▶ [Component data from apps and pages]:
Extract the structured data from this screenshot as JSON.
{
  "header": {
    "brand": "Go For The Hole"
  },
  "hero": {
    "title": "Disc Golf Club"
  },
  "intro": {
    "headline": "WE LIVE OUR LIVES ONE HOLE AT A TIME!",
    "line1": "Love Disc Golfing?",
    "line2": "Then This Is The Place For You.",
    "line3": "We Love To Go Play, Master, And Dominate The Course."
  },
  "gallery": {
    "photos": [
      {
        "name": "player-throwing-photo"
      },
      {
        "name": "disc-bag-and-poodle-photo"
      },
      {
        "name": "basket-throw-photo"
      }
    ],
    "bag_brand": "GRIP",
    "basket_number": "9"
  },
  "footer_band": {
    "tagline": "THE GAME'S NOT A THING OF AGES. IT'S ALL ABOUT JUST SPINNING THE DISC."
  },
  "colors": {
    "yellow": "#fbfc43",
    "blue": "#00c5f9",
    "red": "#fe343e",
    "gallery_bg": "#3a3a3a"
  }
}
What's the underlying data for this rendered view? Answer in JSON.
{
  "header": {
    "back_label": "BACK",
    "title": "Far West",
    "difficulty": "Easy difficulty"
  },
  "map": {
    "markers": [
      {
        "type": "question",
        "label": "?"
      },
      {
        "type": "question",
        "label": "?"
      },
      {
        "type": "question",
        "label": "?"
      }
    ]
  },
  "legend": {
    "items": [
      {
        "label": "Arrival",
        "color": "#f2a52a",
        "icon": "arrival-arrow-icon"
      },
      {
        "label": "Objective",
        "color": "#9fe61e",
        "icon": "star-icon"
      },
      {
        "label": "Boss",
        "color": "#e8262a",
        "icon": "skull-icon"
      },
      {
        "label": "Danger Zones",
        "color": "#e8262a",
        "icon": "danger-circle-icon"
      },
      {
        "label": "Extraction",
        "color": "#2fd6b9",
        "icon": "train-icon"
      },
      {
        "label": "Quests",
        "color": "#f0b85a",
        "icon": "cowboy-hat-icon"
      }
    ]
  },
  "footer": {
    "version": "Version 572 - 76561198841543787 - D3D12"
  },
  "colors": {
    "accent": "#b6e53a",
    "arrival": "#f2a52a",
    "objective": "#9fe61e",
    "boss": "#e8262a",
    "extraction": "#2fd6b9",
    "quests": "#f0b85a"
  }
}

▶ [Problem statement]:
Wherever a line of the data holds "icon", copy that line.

▶ [Output]:
        "icon": "arrival-arrow-icon"
        "icon": "star-icon"
        "icon": "skull-icon"
        "icon": "danger-circle-icon"
        "icon": "train-icon"
        "icon": "cowboy-hat-icon"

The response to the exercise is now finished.